Work required
Pull every line containing "Новый" out of the material below.

◇ ◇ ◇ ◇ ◇

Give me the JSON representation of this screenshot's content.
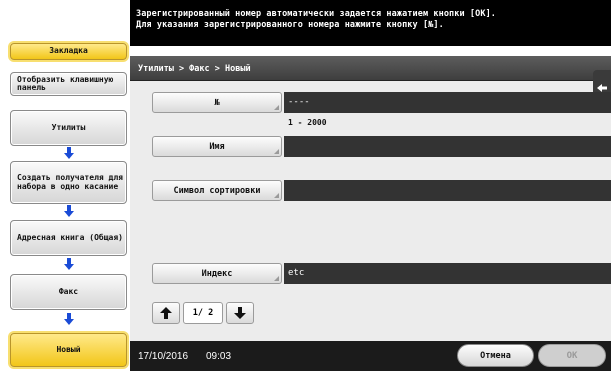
{
  "top_message": {
    "line1": "Зарегистрированный номер автоматически задается нажатием кнопки [OK].",
    "line2": "Для указания зарегистрированного номера нажмите кнопку [№]."
  },
  "sidebar": {
    "bookmark": "Закладка",
    "show_keypad": "Отобразить клавишную панель",
    "steps": [
      "Утилиты",
      "Создать получателя для набора в одно касание",
      "Адресная книга (Общая)",
      "Факс",
      "Новый"
    ]
  },
  "breadcrumb": "Утилиты > Факс > Новый",
  "fields": {
    "number_label": "№",
    "number_value": "----",
    "number_range": "1 - 2000",
    "name_label": "Имя",
    "name_value": "",
    "sort_label": "Символ сортировки",
    "sort_value": "",
    "index_label": "Индекс",
    "index_value": "etc"
  },
  "pager": {
    "page": "1/ 2"
  },
  "status": {
    "date": "17/10/2016",
    "time": "09:03"
  },
  "buttons": {
    "cancel": "Отмена",
    "ok": "OK"
  },
  "colors": {
    "accent_yellow": "#f2c618",
    "arrow_blue": "#1a4bd6"
  }
}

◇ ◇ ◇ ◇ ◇

Expected output
      "Новый"
  "breadcrumb": "Утилиты > Факс > Новый",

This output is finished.